Entries from a dataset of interfaces:
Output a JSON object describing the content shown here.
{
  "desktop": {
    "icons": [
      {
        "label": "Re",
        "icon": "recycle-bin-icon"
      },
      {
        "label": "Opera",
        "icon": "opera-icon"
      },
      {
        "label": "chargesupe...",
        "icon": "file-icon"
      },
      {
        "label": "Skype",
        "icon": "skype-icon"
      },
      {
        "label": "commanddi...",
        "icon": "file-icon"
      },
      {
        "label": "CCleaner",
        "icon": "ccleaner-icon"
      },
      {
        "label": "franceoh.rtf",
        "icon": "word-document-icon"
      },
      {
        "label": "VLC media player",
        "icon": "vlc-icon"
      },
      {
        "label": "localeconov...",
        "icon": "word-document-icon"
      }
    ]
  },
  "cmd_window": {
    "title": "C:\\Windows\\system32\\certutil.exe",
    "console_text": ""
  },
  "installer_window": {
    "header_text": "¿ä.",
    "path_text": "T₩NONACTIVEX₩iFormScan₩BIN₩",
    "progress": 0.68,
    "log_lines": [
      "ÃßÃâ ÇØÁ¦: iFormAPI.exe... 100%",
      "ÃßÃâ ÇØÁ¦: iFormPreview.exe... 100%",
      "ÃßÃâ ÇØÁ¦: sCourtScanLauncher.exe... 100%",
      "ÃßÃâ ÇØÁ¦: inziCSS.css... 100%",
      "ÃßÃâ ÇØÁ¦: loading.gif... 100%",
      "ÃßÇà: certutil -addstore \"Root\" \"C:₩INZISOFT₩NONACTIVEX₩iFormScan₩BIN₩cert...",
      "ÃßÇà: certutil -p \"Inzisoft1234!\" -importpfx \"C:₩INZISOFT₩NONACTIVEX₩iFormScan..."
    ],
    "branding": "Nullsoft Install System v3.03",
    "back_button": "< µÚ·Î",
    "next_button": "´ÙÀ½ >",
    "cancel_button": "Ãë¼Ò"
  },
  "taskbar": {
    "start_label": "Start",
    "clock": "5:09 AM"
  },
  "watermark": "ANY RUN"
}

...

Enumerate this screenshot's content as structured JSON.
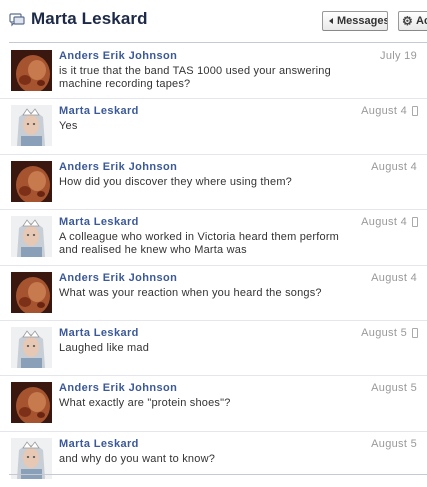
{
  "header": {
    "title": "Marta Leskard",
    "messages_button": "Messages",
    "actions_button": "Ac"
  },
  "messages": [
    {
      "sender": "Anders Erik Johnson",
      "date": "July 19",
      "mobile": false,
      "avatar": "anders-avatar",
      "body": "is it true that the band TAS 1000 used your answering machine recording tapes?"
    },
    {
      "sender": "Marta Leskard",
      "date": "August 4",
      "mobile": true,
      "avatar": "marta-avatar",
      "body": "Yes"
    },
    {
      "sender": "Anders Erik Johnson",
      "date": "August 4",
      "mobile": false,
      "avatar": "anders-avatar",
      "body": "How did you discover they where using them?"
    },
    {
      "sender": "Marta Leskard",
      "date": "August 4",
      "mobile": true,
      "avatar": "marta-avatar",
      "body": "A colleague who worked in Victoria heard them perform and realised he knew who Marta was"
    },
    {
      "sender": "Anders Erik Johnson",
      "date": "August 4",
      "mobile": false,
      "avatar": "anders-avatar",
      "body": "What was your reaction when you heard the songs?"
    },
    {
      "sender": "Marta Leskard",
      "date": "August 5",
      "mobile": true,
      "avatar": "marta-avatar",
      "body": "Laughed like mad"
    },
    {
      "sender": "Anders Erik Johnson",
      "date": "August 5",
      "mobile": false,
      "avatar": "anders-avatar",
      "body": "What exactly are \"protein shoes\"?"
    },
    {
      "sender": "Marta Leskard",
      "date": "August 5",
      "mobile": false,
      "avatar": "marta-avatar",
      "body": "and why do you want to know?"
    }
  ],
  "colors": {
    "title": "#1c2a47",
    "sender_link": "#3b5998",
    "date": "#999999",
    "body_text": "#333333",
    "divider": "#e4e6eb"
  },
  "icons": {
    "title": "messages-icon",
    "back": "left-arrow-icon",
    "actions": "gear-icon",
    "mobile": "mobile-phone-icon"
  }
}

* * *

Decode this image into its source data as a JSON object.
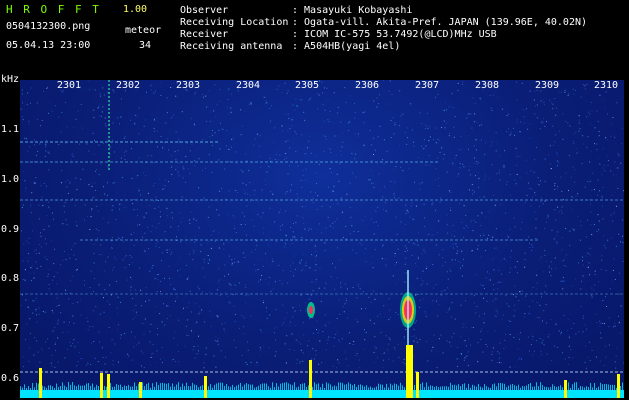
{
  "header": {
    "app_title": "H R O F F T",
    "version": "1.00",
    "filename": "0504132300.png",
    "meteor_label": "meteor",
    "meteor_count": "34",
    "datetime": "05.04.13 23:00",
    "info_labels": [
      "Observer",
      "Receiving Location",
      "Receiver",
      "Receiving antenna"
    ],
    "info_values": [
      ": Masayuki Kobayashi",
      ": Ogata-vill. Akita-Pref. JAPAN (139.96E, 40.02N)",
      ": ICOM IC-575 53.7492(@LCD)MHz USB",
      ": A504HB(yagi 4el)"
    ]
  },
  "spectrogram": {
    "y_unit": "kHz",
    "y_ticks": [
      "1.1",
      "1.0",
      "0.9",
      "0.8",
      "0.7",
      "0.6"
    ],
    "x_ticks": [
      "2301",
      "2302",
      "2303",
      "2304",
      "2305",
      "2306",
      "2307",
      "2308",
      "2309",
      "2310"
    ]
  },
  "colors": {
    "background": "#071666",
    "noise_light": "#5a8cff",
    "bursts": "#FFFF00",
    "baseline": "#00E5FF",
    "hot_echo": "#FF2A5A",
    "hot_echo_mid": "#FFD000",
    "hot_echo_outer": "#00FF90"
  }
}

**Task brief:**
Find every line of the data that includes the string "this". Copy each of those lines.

**Worked solution:**
Enumerate this screenshot's content as structured JSON.
Decode this image into its source data as a JSON object.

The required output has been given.